--- START ---

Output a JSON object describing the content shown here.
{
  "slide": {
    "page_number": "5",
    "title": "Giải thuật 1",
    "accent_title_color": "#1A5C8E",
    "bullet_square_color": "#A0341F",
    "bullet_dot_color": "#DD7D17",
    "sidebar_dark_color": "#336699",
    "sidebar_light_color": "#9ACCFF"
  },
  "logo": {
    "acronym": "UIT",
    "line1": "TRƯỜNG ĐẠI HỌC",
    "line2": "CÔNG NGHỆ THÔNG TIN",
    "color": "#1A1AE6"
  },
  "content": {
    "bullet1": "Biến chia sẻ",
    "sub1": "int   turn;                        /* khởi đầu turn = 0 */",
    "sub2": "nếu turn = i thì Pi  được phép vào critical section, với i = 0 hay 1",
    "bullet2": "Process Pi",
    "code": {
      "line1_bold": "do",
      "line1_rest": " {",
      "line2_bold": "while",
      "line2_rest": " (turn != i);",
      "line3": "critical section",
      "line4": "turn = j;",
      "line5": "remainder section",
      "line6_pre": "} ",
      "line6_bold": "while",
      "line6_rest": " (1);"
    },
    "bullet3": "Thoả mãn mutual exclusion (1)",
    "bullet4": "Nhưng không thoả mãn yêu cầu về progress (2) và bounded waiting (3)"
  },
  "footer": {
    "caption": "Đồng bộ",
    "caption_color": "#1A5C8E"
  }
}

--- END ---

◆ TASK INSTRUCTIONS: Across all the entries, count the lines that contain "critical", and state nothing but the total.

◆ OUTPUT: 2